plays a large factor in determining the
popularity of a song. Internet influence. Google, YouTube, iTunes and other websites of the same type can be credited to the larger availability of music. Both YouTube and iTunes have features that will recommend a user to a video or song that is similar to one that the user has previously watched or listened to. As the Internet has grown over the past
decade, the availability of music has grown. The internet offers a wider spectrum for social influence. One music video that has become a hit in the past couple weeks due to rapid social and media influence is "Friday," by Rebecca Black, a previously unknown artist. "Friday" currently has 43,576,329 views as of 3/24/11. Artist's popularity. If and artist already has a large fan-base, several hit singles, an album etc., there are higher chances for that artist to produce another hit single. This is due to the artist's evident popularity, the artist's ability to connect to the listeners, and the musical arrangement. An example of this effect is Lady Gaga.

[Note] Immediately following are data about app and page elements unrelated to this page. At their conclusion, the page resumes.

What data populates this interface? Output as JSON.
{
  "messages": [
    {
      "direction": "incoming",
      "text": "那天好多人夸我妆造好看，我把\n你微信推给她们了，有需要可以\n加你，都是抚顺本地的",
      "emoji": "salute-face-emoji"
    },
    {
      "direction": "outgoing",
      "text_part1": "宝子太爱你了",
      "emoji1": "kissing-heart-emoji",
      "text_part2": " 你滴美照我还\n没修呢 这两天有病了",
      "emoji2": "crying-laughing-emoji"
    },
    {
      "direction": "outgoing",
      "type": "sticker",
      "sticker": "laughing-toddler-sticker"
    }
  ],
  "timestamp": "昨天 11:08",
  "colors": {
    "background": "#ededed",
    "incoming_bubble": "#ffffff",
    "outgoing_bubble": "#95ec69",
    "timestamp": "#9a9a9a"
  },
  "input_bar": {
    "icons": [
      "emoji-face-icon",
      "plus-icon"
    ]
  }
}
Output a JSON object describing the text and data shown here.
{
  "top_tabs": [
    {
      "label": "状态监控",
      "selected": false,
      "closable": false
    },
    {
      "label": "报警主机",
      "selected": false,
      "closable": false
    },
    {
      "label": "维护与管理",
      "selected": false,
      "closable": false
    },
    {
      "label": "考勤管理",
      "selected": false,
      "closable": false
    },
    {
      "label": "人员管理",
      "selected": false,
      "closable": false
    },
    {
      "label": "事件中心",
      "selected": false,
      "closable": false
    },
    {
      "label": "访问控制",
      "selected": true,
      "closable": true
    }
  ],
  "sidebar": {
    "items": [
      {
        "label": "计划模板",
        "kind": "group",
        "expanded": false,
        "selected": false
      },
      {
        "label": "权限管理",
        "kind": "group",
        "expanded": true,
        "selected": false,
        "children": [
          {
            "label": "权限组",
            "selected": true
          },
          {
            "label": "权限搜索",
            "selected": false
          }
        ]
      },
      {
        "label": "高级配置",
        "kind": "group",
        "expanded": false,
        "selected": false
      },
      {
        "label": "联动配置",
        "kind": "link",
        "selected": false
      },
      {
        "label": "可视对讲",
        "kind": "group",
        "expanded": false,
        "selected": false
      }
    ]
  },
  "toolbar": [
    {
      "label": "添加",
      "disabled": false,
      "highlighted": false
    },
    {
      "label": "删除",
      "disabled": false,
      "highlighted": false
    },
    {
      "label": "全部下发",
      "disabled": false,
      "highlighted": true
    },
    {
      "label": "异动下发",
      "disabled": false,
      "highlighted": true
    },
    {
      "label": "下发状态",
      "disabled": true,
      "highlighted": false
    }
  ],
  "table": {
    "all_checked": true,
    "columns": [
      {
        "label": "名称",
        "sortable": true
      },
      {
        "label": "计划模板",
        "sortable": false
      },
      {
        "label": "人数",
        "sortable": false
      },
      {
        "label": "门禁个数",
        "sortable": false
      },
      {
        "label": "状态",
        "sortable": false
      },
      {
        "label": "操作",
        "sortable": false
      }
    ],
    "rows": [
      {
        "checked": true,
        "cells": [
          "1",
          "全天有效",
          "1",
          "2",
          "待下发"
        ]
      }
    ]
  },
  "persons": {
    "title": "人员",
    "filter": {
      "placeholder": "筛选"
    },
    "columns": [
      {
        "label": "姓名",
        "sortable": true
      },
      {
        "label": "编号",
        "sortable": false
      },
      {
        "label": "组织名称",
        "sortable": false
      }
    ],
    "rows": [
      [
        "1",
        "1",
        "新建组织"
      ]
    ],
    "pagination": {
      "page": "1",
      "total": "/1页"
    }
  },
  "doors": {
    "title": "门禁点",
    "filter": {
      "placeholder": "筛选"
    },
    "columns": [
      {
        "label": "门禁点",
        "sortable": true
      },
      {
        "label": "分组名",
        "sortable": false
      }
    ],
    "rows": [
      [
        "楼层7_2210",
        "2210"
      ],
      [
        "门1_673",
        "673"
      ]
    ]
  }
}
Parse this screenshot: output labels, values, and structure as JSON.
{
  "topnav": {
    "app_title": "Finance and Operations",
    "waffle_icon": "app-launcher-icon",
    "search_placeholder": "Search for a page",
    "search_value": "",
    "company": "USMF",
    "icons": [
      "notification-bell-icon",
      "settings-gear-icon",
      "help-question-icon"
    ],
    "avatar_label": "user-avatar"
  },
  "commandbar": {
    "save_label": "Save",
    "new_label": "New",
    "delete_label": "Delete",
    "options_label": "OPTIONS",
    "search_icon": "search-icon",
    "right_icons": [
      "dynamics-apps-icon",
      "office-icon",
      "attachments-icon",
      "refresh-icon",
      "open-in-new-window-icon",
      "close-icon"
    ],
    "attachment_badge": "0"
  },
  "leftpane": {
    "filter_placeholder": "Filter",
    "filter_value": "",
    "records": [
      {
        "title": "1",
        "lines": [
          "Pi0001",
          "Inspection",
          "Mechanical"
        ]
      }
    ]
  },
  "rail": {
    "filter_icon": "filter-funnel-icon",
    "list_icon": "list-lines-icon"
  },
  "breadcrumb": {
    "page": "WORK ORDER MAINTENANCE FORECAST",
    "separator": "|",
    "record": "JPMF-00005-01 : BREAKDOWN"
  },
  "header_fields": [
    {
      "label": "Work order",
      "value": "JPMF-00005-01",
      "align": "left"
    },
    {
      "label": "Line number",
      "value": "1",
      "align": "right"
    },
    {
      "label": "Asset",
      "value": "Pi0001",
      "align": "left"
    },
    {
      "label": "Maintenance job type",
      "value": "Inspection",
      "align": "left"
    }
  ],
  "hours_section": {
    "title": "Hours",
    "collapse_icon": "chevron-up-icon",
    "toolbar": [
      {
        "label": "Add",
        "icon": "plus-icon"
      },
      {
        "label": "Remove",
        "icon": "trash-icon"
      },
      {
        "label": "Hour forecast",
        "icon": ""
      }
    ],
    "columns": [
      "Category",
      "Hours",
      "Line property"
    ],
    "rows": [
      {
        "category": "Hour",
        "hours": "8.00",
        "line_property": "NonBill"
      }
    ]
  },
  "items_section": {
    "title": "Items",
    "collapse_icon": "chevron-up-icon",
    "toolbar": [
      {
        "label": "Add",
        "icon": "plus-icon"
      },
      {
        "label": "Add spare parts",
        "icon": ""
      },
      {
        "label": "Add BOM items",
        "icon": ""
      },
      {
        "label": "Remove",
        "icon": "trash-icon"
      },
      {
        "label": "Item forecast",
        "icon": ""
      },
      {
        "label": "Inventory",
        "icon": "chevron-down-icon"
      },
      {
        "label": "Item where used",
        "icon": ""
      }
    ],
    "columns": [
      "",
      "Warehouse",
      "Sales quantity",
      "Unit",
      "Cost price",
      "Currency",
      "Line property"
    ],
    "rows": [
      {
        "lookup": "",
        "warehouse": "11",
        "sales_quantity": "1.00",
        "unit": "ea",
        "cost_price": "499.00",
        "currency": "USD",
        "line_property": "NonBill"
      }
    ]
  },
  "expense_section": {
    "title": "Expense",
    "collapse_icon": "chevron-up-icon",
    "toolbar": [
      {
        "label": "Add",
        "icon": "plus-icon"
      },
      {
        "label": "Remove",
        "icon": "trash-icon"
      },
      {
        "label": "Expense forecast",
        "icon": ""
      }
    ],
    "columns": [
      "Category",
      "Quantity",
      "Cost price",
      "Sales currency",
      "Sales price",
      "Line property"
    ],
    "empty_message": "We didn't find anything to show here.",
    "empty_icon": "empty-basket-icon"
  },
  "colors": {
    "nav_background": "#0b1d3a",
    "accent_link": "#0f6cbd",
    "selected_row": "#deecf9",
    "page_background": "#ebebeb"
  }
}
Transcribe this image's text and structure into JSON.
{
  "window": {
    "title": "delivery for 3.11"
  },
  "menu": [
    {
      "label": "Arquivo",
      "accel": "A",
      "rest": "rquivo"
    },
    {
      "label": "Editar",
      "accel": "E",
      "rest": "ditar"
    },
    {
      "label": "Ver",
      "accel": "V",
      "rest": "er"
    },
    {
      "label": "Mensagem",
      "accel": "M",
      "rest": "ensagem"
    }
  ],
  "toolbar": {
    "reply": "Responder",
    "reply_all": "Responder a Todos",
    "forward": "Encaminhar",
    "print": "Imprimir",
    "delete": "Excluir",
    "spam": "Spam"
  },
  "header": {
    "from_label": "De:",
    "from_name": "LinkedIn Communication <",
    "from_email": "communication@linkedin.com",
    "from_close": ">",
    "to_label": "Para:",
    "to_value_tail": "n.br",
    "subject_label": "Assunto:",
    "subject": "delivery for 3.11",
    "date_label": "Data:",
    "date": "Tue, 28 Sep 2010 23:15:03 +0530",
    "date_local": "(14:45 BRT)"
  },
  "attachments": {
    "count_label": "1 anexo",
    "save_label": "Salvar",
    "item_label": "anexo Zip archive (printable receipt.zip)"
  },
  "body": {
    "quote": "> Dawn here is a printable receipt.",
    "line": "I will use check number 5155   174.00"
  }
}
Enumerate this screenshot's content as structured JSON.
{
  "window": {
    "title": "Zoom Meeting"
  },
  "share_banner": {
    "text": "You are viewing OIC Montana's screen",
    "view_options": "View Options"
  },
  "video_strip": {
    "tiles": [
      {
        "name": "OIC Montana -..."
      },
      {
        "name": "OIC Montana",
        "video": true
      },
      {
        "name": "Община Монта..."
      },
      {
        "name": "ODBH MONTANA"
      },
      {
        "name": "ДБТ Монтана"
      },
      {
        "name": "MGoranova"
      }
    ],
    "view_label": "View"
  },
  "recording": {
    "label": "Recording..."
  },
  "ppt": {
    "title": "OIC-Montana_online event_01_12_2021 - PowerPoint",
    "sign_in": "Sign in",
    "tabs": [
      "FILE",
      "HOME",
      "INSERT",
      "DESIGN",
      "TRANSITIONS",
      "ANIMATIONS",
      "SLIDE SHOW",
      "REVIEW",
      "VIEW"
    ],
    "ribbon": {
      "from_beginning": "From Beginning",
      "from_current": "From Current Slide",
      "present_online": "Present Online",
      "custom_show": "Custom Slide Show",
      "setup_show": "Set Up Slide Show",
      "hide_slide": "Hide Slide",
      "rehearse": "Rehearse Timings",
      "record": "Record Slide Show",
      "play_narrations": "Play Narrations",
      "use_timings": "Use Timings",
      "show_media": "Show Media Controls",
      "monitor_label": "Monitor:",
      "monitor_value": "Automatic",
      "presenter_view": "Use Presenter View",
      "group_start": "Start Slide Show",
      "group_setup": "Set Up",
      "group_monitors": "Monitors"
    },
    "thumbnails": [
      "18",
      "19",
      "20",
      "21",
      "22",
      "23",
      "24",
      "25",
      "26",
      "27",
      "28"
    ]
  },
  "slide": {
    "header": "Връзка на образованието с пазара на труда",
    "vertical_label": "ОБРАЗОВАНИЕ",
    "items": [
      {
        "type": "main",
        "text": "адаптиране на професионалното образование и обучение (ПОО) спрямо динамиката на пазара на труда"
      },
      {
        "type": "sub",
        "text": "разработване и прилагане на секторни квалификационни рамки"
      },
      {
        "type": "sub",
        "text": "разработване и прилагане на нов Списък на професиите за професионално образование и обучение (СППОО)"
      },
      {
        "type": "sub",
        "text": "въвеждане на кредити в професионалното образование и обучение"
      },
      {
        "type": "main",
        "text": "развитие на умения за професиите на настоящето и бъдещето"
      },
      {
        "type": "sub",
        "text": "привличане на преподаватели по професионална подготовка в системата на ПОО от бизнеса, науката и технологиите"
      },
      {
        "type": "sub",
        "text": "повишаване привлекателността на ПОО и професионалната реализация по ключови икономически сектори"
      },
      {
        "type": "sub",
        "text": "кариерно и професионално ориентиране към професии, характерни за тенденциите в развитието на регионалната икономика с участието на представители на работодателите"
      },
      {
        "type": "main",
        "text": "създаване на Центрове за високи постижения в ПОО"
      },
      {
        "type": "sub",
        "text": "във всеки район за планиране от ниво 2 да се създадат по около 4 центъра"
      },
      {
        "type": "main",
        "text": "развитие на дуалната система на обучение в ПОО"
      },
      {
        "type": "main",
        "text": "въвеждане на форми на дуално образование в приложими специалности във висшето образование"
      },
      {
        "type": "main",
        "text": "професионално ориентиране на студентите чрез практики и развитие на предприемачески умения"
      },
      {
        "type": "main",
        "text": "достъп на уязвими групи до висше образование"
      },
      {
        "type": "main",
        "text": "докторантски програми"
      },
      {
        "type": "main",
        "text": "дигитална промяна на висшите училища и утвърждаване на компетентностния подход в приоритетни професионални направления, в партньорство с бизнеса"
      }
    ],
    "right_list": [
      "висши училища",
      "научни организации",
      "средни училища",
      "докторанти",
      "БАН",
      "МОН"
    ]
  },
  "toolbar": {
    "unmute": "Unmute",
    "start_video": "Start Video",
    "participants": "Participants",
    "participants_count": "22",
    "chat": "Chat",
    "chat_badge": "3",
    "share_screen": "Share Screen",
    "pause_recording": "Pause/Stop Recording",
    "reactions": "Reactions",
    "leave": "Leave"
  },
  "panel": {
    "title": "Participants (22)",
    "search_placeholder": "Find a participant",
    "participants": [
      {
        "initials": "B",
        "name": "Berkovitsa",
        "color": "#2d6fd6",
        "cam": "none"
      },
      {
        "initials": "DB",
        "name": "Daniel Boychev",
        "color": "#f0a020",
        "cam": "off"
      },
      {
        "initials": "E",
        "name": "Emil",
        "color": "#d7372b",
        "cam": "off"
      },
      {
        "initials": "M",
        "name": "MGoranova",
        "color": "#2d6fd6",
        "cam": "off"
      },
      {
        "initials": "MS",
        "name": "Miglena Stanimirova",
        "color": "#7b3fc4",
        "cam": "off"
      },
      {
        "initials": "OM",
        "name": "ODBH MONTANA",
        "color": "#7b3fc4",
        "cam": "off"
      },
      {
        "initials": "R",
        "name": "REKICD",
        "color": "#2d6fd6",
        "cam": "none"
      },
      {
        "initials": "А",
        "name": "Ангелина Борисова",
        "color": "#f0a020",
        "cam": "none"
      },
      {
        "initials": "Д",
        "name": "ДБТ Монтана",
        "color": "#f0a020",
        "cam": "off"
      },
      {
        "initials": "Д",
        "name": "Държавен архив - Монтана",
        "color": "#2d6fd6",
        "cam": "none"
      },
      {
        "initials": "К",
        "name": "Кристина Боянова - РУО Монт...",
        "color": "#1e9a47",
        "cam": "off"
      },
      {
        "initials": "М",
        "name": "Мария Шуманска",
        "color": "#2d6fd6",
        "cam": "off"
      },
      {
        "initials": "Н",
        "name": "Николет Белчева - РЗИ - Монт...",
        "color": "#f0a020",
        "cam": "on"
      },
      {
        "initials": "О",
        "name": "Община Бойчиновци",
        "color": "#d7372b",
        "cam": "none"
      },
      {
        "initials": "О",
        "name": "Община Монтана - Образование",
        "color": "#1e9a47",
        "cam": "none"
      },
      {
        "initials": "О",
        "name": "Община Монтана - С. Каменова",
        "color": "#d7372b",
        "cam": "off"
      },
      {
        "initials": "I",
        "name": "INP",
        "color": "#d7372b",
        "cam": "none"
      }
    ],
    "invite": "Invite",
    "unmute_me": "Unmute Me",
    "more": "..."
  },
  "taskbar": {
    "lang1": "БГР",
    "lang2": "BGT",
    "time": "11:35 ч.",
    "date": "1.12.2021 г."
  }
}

she has had eight hit singles and all of which have made the top 10 on billboard.com's Hot 100 in the past two years. Four of her songs have claimed the number one spot. Relevance to Today's music Today, many of the "hit" songs are specifically written for use in clubs and on dance floors. why is the music like that today? Music is written for the dance floor becuase it's what listeners want to listen to. Through social influence,
the want for more songs to dance to has increased. Therefore record companies and music artists
record more songs that would work in clubs. So generally the "hit" songs today are club songs. In an interview, Lead singer of the band OneRepublic, Ryan Tedder, shared his thoughts on music. OneRepublic's song "Apologize", 2007, had the record of the biggest radio airplay, only to be broken by Leona Lewis's "Bleeding Love, which Ryan Tedder wrote. Ryan Tedder has written for artists like Leona Lewis, Mariah Carey, Beyonce, and Adam Lambert. He confesses that he would like to write 1940's style music but says that, "...When you think about a song like 'At Last' [recorded by Etta James in 1961] , I could give it to Mariah Carey or whomever and it wouldn't work! You'd put it on the radio and it would die instantly. It's too melodical. It's too musical. iT doesn't have an 808 drum kit behind it, and it's not programmed to be playing in a club. Club songs, for the most part, are what people are identlfying
with today, and music means nothing if someone cannot
identify with and relate to the song. The point of music is to express ones self and connect with others. So in reality, a song could be a "hit" even if only one person has listened to it. Listen to what you love. Sources: